While the Fed is trying to normalize monetary policy, the European Central Bank (ECB) has opted for ultra-low rates and quantitative easing – policies that are proving unpopular with some countries in the currency union, particularly Germany.

At its most recent policy meeting, the ECB decided to leave its stimulus programme unchanged after expanding it in March.

But ECB President Mario Draghi stressed he is poised to launch even more stimulus if the Eurozone economy runs into more trouble.

He said that the governing council, "if warranted to achieve its objective, will act by using all the instruments available within its mandate."

In March, the stimulus measures included reducing the main interest rate from 0.05% to 0%, and expanding the bond-buying programme from €60bn a month to €80bn.

These moves are aimed at stimulating growth in the Eurozone economy and preventing deflation.

The ECB’s mandate is to raise the Eurozone’s level of inflation back up to around 2%. The current level of inflation, which is hovering around zero, is considered bad for price stability.

 Euro area consumer prices
Image: The Economist

Draghi warned inflation could go negative again this year but should start rising before the end of year and pick up in 2017.


Don't miss any update on this topic

Create a free account and access your personalized content collection with our latest publications and analyses.

Sign up for free

License and Republishing

World Economic Forum articles may be republished in accordance with the Creative Commons Attribution-NonCommercial-NoDerivatives 4.0 International Public License, and in accordance with our Terms of Use.

The views expressed in this article are those of the author alone and not the World Economic Forum.

World Economic Forum logo
Global Agenda

The Agenda Weekly

A weekly update of the most important issues driving the global agenda

Subscribe today

You can unsubscribe at any time using the link in our emails.
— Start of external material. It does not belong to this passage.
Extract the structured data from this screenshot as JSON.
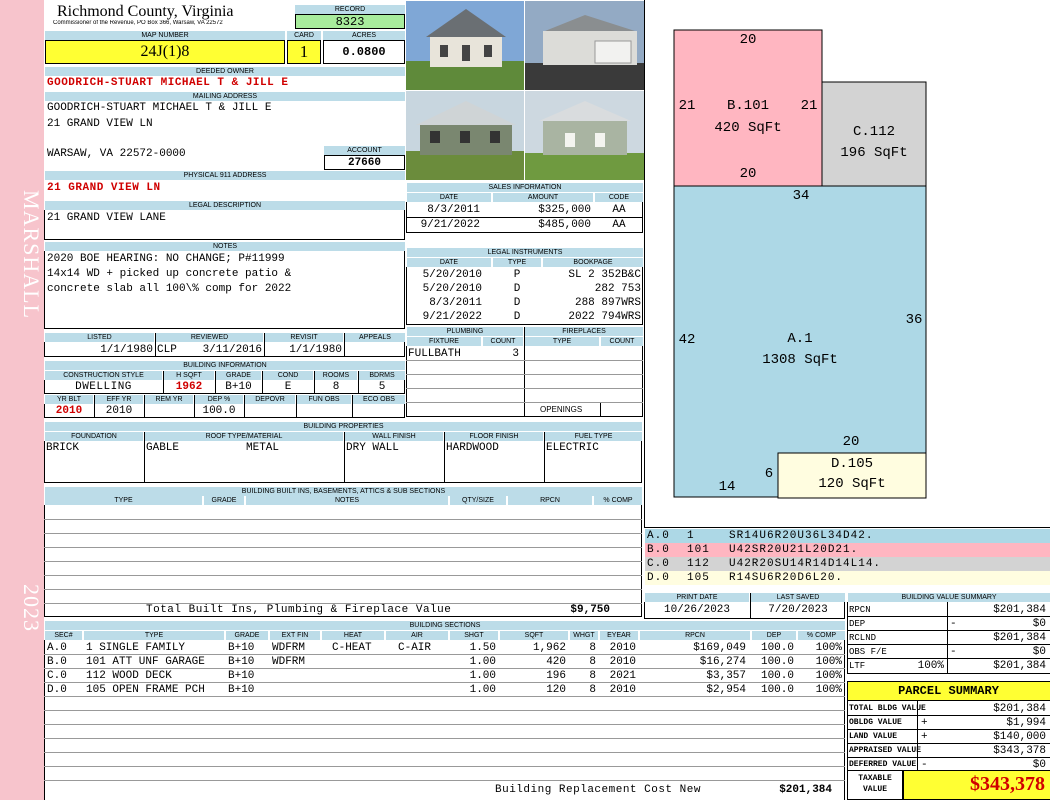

For more details, review our privacy policy.

US inflation cools – plus other economics stories to read this week

Rebecca Geldard

July 12, 2024

About Us



Partners & Members

  • Sign in
  • Join Us

Language Editions

Privacy Policy & Terms of Service

© 2024 World Economic Forum